Guest More than 1 year ago
Friedberg's text is a flawed introduction to number theory. The material is introduced through problems that motivate the results that Friedberg discusses. These results include Euclid's theorem that there are infinitely many prime numbers, the use of the sieve of Eratosthenes to find prime numbers less than the square root of a positive integer n, the Fundamental Theorem of Arithmetic, perfect and amicable numbers, Pythagorean triples, modular arithmetic, factoring numbers of the form x^2 + ny^2, and the Law of Quadratic Reciprocity. Friedberg, who writes in a conversational tone, ably links these topics together and places them in historical perspective. However, there are better introductions to the subject. This text has no formal exercises, so you do not have an opportunity to reinforce what you are learning. It is also a poor reference because definitions, theorems, and proofs are stated within paragraphs, the whimsical chapter titles do not convey what topics are covered, and there is no subject index to help you find the definitions and theorems that are buried within the paragraphs. What I found most disturbing was his assertion is that 1 is a prime number, which would eliminate unique factorization from the Fundamental Theorem of Arithmetic.
gnmaier More than 1 year ago

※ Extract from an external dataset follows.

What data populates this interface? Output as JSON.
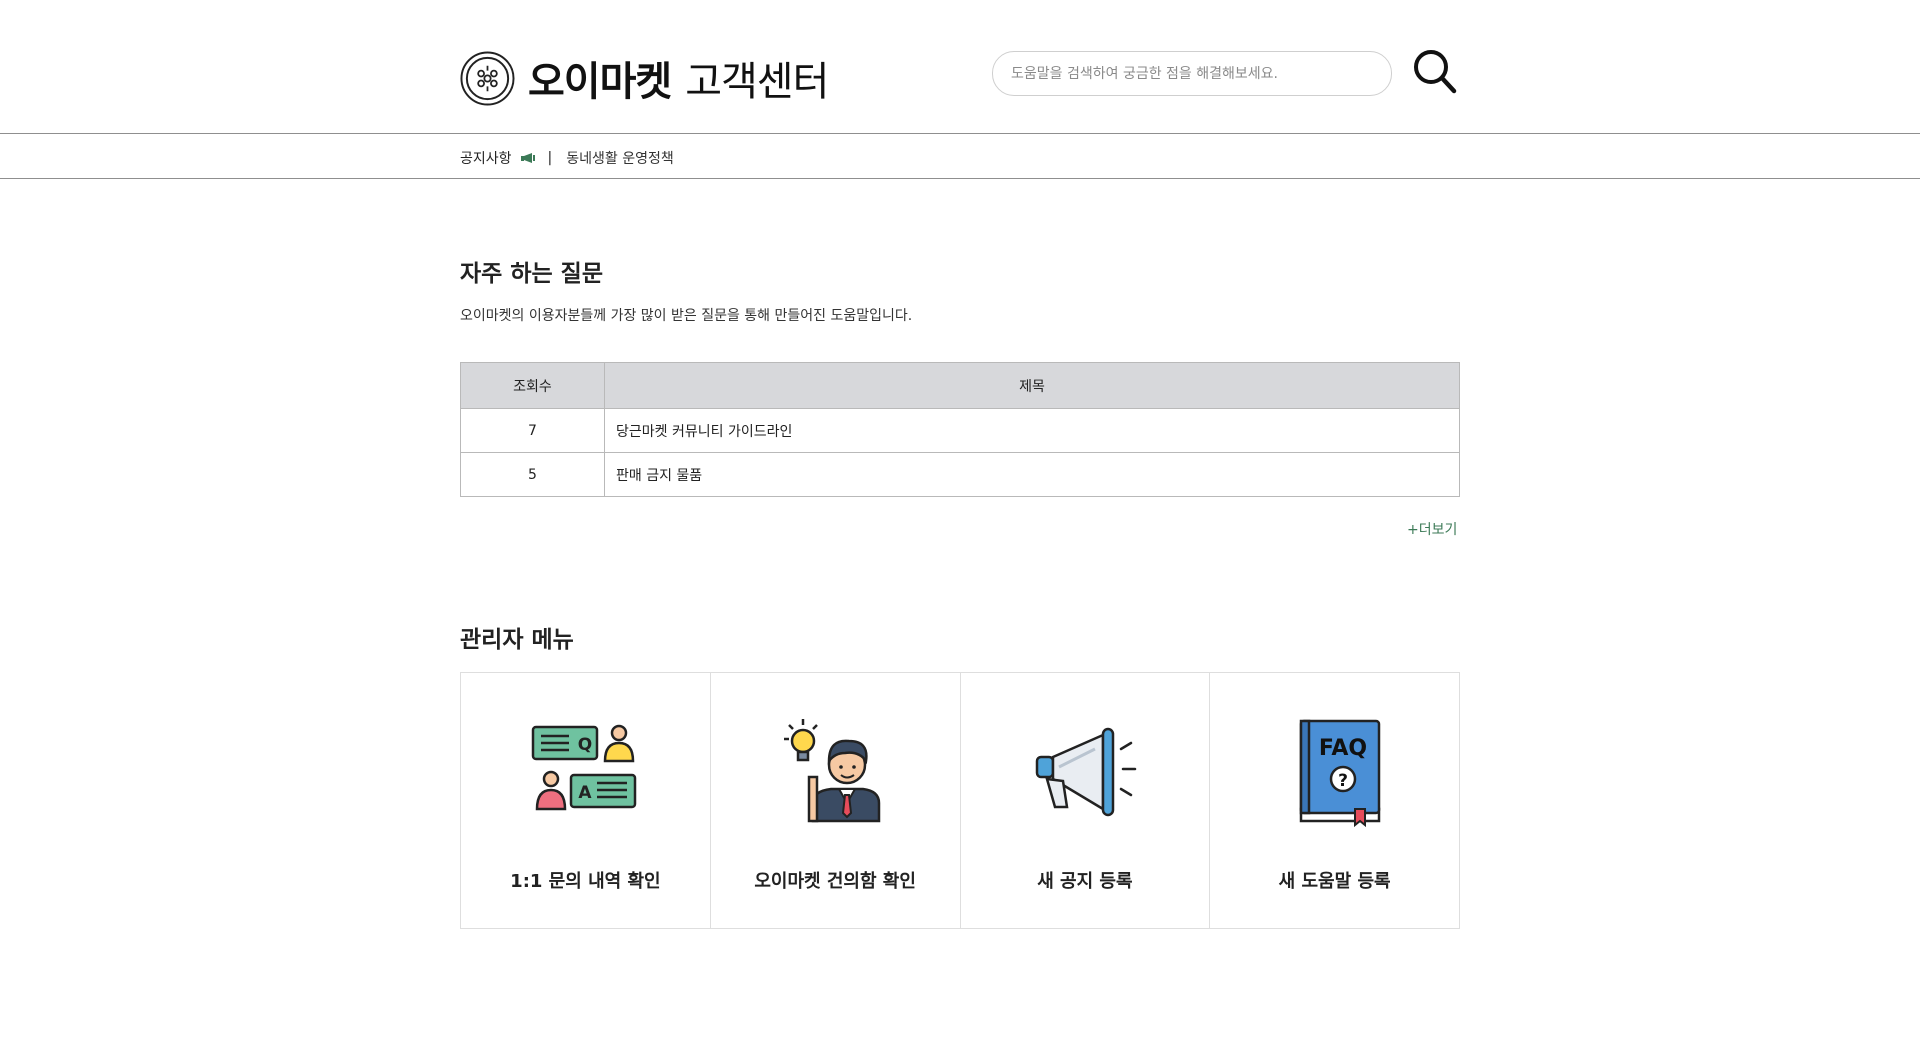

Not a text book on the subject but an enjoyable read for the numberphiles out there. Contains some errors, but I am glad I bought the book and it has encouraged me to read more widely on this topic.